I have fond memories of growing up. School was such a big part of my life. That probably led to my choice of a first career. I grew up and became a school teacher and in fact spent the last half of my career as a school principal, the head of the school.
Now what on earth does the head of the school and a bus driver have to do with the scriptures? Let’s visit a verse that will make use of both ideas. The KJV of Galatians 3:24 reads “… the law was our schoolmaster to bring us unto Christ.”
If we look up the definition of schoolmaster we find one who teaches school or the head of the school. We may thus conclude that Paul was saying the function of the Law of Moses was to serve as a teacher of the children of Israel to lead them to Christ.
Such is NOT the case. This is a great example of the limitation we sometimes have in translating the Greek to English. The word schoolmaster is translated from the Greek word paidagōgos and means a servant in control of children given the responsibility of escorting them to the school house door where they are placed in the care of the teacher. Note that paidagōgos is not the teacher but just the one charged with the responsibility of bringing the student to the teacher. Aw yes, the school bus driver!
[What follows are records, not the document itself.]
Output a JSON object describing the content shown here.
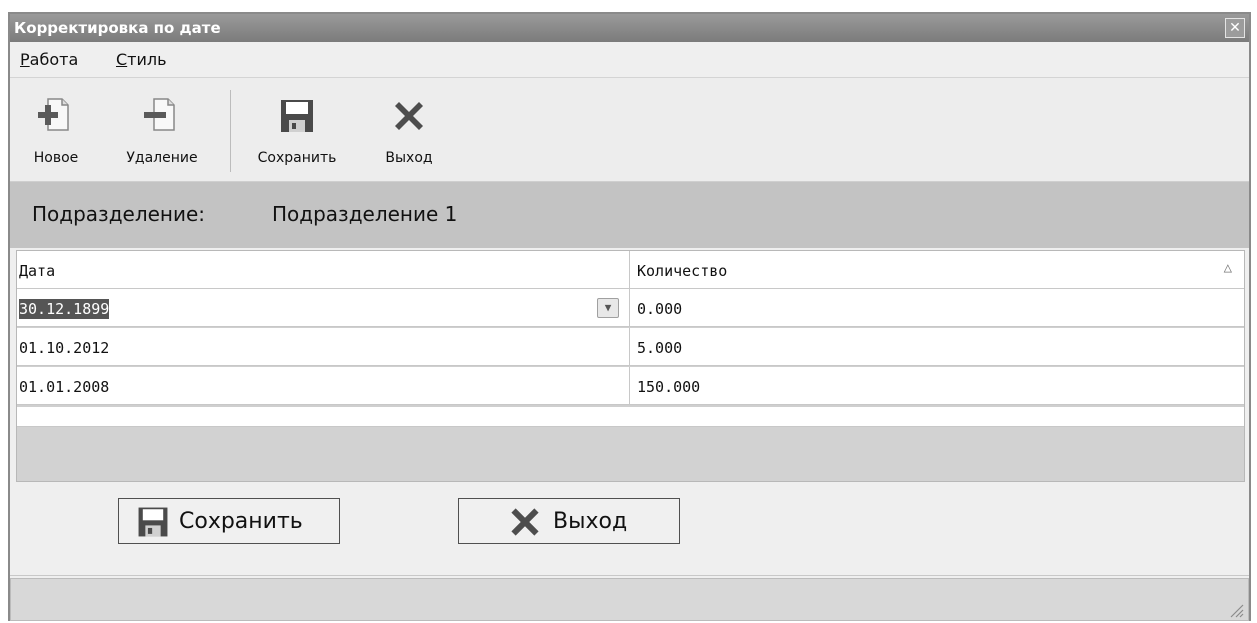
{
  "window": {
    "title": "Корректировка по дате",
    "close_glyph": "✕"
  },
  "menu": [
    {
      "underlined": "Р",
      "rest": "абота"
    },
    {
      "underlined": "С",
      "rest": "тиль"
    }
  ],
  "toolbar": {
    "new_label": "Новое",
    "delete_label": "Удаление",
    "save_label": "Сохранить",
    "exit_label": "Выход"
  },
  "department": {
    "label": "Подразделение:",
    "value": "Подразделение 1"
  },
  "grid": {
    "columns": [
      "Дата",
      "Количество"
    ],
    "sort_indicator": "△",
    "dropdown_glyph": "▼",
    "rows": [
      {
        "date": "30.12.1899",
        "quantity": "0.000"
      },
      {
        "date": "01.10.2012",
        "quantity": "5.000"
      },
      {
        "date": "01.01.2008",
        "quantity": "150.000"
      }
    ]
  },
  "buttons": {
    "save_label": "Сохранить",
    "exit_label": "Выход"
  },
  "icons": {
    "new": "add-document-icon",
    "delete": "remove-document-icon",
    "save": "floppy-disk-icon",
    "exit": "x-cross-icon"
  },
  "colors": {
    "titlebar": "#8a8a8a",
    "department_bar": "#c3c3c3",
    "selection": "#555555"
  }
}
In our modern vernacular, we might render verse 24 as, “The law was a school bus driver to escort the Jews to Christ.”
Now knowing this let us consider some other translations of the word paidagōgos:
I like Conybeare’s translation of the verse best of all:
Thus, even as the slave who leads a child to the house of the schoolmaster, so the Law has led us to Christ, that by faith we might be justified.
Now here is the lesson we should learn from Galatians 3:24. The old law was responsible only for bringing the children of GOD to Christ. The old law was not the teacher. It did not teach one how to become a Christian. That was not the purpose of the old law. When the Jews were brought to Christ there was no more need for the school bus driver (the Law of Moses). They were then ready to learn about the new covenant. To learn from the Master how to become a follower of the Christ. To become a New Testament Christian.
And note further, when the Christ came, He took away the old law. He did away with the old law. Not in the sense that He destroyed it. He said in Matthew 5:17 that He came not to destroy the old law but to fulfill it. When it was fulfilled it was replaced by the new covenant.
We are no longer under the old law. The Old Testament served its function but we are no longer under the Law of Moses. Col 2: 13-14 and Eph 2: 14-15 are very clear that this Law has been replaced by the Law of Christ. Rom 10:4 makes it very clear; Christ is the end of the law.
I am thankful for the old law. I love to study the Old Testament and it gives me a greater understanding of the New Testament. But I am thankful that I am able to serve GOD under the Law of Christ. I am thankful for the grace and mercy that is available to me. Forgiveness of sin was not possible under the Old Law (Heb 10:4); it is available under the Law of Christ (Acts 22:16).
Very fond memories of bus number 7. Thankful for the fact it brought me to school to get an education. Even more thankful for the salvation I have in Christ Jesus under the new covenant!